> PROBLEM DESCRIPTION: Report how many lines below contain the word "index", and give only that number.
++++ RECORD EXTRACTS
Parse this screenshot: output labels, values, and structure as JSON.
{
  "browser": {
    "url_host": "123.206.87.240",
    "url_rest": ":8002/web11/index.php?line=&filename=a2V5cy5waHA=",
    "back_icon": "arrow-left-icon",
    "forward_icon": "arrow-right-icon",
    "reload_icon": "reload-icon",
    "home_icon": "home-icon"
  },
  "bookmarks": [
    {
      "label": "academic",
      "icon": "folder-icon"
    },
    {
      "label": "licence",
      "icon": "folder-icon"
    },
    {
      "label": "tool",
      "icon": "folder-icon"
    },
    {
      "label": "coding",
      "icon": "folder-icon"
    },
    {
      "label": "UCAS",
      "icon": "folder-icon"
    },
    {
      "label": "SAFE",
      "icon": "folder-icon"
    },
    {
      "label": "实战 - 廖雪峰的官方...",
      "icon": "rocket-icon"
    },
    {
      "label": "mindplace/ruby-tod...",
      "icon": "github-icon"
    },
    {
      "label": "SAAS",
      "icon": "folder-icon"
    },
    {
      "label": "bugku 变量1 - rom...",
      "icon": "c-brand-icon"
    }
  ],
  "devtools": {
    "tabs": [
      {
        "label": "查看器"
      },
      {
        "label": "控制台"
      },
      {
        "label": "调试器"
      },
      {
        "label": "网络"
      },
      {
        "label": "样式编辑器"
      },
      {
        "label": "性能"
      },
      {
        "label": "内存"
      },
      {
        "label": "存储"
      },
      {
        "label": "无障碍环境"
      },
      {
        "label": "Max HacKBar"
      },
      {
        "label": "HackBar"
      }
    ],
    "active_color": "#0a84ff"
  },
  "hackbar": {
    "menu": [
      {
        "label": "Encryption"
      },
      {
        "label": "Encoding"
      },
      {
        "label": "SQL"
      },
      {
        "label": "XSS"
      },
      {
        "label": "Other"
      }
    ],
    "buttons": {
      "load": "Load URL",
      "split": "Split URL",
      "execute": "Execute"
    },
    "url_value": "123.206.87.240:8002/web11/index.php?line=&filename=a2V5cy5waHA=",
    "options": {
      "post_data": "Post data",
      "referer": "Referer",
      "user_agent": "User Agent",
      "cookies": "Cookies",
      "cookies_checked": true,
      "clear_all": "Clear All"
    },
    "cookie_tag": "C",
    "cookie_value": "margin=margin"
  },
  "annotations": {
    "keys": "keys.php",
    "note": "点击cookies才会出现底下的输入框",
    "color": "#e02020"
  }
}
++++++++
> ANSWER TO THIS TASK: 2